    • Soil improvements would need to be made. Carrots supposedly like sandy soil, which I have. I think I'd need to work the soil some, because carrots are pretty sensitive to rocks and things and will take a turn and end up all crooked if they "hit" something as they're growing.
    • While its' not necessary, if I invested in some row cover and quick hoops, which I'd like to have anyway, then I could potentially starting selling earlier in the season and sell them later into the fall as well.
    Carrots would also be a good option for me to sell at market because I love them, and they store well. So if I don't sell a lot of them, I will be able to eat them up and store them for my own use without feeling like I "lost" money.

    Thoughts? Opinions? Advice?

    Monday, November 14, 2011

    Dark Days Challenge- will you join me?

    This year, I've decided to join with other garden/foodie bloggers in participating in the Dark Days Challenge! As part of this challenge, I'll be making at least one meal each week that featuring sustainable, organic, local, and ethical ingredients, and blogging about it to share with others! I think this will be a great way for me to strategically use some of the veggies I've been storing; potatoes, carrots, squashes, onions, and find new recipes and meals to feature them in! Please tune in here to check out the dishes I make- if you're interested in learning more, see below!

    The challenge runs from Sunday, November 27th, 2011 to Saturday, March 31st, 2012.
    What’s the Challenge? 
    I will cook one meal each week featuring SOLE (sustainable, organic, local, ethical) ingredients, write about it on this blog and email a recap to the larger group on the Not Dabbling in Normal blog.
    What does local mean?
    Traditionally, local food challenges call for a 100 mile radius. Winter time is more difficult in many climates, especially if you’re new to eating locally, so my default winter definition is 150 miles. If you'd like to participate, you can choose to make your radius smaller or slightly larger as you need. Typical exceptions to the local requirement are oils, coffee, chocolate and spices. If you’re making fewer or more exceptions, please note that on your first post.
    How do I sign up?
    Head on over to (not so) Urban Hennery to find out more info and to sign yourself up if you'd like to participate as well!

    Saturday, November 12, 2011

    Putting the Garden to Bed for the Winter

    Today, I was overcome with Garden Fever again! Occasionally I will be suddenly compelled to do a crazed home or garden project. Last month, it was making a Root Cellar out of 5-gallon buckets. The month before, it was creating a "built-in" storage area for the jars I've put up. Last winter, it was building an entire seed starting set-up in my basement.
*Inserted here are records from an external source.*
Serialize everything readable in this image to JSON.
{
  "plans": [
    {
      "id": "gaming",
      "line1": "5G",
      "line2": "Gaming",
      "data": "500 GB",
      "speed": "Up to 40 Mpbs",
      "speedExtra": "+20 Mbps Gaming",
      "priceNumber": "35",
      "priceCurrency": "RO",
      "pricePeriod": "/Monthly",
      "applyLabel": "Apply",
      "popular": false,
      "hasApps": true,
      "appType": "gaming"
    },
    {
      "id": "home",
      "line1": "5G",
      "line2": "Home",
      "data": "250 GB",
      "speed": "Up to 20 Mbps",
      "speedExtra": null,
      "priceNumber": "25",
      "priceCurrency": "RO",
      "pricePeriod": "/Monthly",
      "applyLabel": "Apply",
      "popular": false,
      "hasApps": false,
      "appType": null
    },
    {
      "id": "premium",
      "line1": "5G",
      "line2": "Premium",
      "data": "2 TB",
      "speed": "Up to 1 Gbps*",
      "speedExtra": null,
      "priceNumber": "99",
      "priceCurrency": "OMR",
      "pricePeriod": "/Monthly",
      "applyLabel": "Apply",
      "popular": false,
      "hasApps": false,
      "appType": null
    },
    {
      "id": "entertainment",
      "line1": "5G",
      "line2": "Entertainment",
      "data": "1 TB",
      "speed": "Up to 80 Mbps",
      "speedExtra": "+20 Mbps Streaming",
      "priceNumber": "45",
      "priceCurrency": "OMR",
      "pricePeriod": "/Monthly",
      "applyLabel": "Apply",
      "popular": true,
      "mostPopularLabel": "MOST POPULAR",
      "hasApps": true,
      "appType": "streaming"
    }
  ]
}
Today, it was finally placing the remaining 40-odd cinder blocks that have been sitting in my driveway for 2 years! I muscled-up, and  lifted about 50 cinder blocks to form a reaaally long raised bed- 4 ft x 36 ft! This will add about 144 square ft to my total edible veggie-growing space, bringing the total square footage up to 341 sq ft of raised bed gardening space

    New garden bed on side-yard
    <----------- Check out the new addition:
    I've started planning what I want my garden layout to look like next spring. It's way too early to be thinking about this, I know. But laying out a garden plan is my version of geeking out. Others may play video games, scrabble, or DnD; my "cup of tea' is planning, strange as it may seem.
    Canned good "built-in"

    This year, there have been several major homestead successes, and several things I'd like to improve upon for next year:

    2011 Successes:
    + Two 5-gallon Root Cellars
    + 36 sq ft extra garden space
    Winter veggie storage
    + Tried seed starting indoors
       - started zuccs. & tomatoes
     + Made additional storage for canned products
     + Winter veggie and bulk good storage rack added

    Improvements for 2011:
    + Add 144 sq ft of garden space
    + Grow enough carrots, onions, & potatoes to eat in summer and last until January
    + Grow and dry more beans- goal= 2 pints of dried beans
    + Try to start everything from seed indoors this year (except for carrots, onions)